In 1998 I began using soft linoleum to make relief prints. I soon discovered other carving surfaces such as soft rubber, and then wood. I've also used styrofoam, craft foam, and other surfaces.
I used to make artist trading cards of people as well. They were usually painted or drawn, but I also did a series of printed ones as well(see above) This led to making individual portraits as well (below)
|The Believer, woodcut 2003|
|woodcut print, 2004|
I also began making a lot more of the prints from wood. I worked at a wine warehouse for awhile and used to collect the wood from wine crates. It was usually a smooth soft pine. After pulling out the nails and staples it was ready to carve.
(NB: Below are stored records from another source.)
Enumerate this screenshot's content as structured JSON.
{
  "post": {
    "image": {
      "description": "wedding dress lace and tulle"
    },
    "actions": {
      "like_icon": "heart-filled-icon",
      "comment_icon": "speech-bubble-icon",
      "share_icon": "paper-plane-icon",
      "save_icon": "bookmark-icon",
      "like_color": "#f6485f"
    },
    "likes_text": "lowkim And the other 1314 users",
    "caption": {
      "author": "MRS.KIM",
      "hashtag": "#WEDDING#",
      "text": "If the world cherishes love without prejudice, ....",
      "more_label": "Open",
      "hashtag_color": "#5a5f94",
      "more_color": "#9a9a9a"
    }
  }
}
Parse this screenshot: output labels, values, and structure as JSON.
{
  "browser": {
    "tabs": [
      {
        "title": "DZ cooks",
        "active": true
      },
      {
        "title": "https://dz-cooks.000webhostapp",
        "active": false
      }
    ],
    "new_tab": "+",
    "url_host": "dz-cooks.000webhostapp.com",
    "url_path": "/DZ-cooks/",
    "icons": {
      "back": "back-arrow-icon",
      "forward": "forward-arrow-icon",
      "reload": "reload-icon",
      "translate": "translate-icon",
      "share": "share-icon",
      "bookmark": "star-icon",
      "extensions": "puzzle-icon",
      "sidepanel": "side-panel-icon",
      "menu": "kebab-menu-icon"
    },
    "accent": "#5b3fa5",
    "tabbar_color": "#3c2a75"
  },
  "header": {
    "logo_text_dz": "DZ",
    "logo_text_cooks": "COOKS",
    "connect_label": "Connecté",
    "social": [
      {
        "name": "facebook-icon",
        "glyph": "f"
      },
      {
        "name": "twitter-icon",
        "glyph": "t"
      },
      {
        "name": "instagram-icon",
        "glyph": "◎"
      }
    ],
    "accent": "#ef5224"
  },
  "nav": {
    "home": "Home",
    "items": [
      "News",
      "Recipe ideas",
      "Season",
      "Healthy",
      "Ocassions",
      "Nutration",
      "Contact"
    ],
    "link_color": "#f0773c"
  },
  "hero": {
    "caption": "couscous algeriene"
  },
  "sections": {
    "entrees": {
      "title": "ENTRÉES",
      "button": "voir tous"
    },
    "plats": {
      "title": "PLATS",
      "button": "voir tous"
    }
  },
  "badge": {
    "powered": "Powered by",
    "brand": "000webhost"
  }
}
The profiles I made were a reflection on individuals I may or may not have seen previously. In other words I make up these portraits from out of my head. They are not of a particular person that is really alive, though at times I can see something in them that reminds me of people I have known. I try to make them look humorous in a way, though other feelings do emerge.
The Man with Pipe is a linocut reduction print , meaning that the soft linoleum is carved, then printed, then carved and printed again, and so on until the block is reduced to small details. The Handyman is a reduction wood cut. It is printed from wine crate wood from Australia.
These black and white prints were also done on wine crate wood. I do not sand or alter the wood before carving. The wood warps and splits easily so it must be kept dry and flat.
Shortly after moving to Seattle in 1998 I began to explore printmaking. With the encouragement of a friend who lent me the tools and linoleum to make my first print, I soon became obsessed with making relief imagery. With a new city to explore, I began to take in the sites around me which soon inspired my own artistic vision of archways, stadiums, and viaducts.
|3 color reduction linocut|
|Dwelling, 3 color linocut relief|
In 2004 I began to apply my ink in different ways to my blocks. I would roll on multiple colors at a time, layering some, erasing and brushing accents. At times it became almost like painting.
I've always enjoyed the graphic qualities in the relief process. There is a visual play that happens between the positive and negative space. Sometimes a one color, or plain black and white print can be quite effective.
For many of my prints I used discarded wood. Sometimes the texture of the wood reveals itself in the print(see above) Worn wood can act as a sort of shading device that puts the print in a new light. In 2007 a pipe burst in my basement in the room I used as a print studio. Many of my prints were destroyed or damaged. The prints above and below has staining due to the accident.